The cold weather may not be to everyone's liking, but some people in Quebec's tourism industry are rejoicing as the abundance of snow and low temperatures help bolster business for ski hills and hoteliers.
The past few years have been difficult ones for those in the winter tourism industry, as a lack of snow early in the winter forced many ski hills to miss the Christmas season, and lose revenue.
This year is a different story though, as ski hills gear up early for a flood of holiday visitors.
"It's exceptional," said Hugues Fournel, director of operations at Sentiers du Moulin in Lac-Beauport. "We have trails open that are never usually open at the beginning of the season."
The uptick comes as a relief for ski hill operators who depend on the cold weather.
Ski Bromont has invested more than $10 million in snow-making equipment and technology over the past 15 years, and Mount Sutton put in $500,000-worth of snow-making equipment in 2016 alone.

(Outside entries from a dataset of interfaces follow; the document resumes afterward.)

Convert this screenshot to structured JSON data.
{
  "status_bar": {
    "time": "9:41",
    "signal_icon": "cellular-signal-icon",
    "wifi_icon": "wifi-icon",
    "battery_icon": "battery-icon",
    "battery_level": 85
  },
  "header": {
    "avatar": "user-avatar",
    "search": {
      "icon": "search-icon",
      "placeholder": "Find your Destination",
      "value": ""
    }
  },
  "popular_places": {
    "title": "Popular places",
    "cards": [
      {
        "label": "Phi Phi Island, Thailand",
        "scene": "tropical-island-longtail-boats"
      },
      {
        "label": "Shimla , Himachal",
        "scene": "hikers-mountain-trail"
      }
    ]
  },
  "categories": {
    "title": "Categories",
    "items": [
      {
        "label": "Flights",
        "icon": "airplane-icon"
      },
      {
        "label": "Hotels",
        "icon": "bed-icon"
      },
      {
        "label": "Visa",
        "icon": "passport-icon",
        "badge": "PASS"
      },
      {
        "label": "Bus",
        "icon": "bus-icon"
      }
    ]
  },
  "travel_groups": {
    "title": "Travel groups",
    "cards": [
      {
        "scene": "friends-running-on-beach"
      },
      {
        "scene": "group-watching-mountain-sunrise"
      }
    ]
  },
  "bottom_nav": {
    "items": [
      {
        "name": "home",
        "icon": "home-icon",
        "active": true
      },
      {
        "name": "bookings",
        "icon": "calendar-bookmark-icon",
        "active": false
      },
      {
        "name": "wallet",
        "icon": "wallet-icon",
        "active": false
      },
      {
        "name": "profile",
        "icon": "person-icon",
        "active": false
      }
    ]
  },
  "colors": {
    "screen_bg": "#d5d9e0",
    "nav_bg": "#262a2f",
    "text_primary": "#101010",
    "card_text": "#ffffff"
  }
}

Open for business
The Ice Hotel in Valcartier village is also benefiting from the chilly weather, as managers are hoping to set a new record for early season opening.
"This is the first time we have hope to open earlier in the season," said artistic director Pierre L'Heureux. "We got a head start. We managed to make all our snow and build at the end of November."
Last year, the Ice Hotel set a new record by opening on Dec. 27.
"We're hoping to break that this year," said L'Heureux.
He said that all that remains is putting the finishing touches on the interior decor, all of which will be circus-themed this year.
"All the rooms will feature scenes or sculptures that are very on trend his year," he said.
Breaking new ground
The Quebec government also announced this week that its invested $1.5 million in the Vallée du Parc ski resort in Shawinigan to help pay for five new trails, a new ski lift and new artificial snow-making machine.
The investment plays into the resort's $4.4-million development plan which will also see the enlarging of the main chalet and new lights for the trails.
"It's something we've been working on for a long time," said executive director Alain Beauparlant.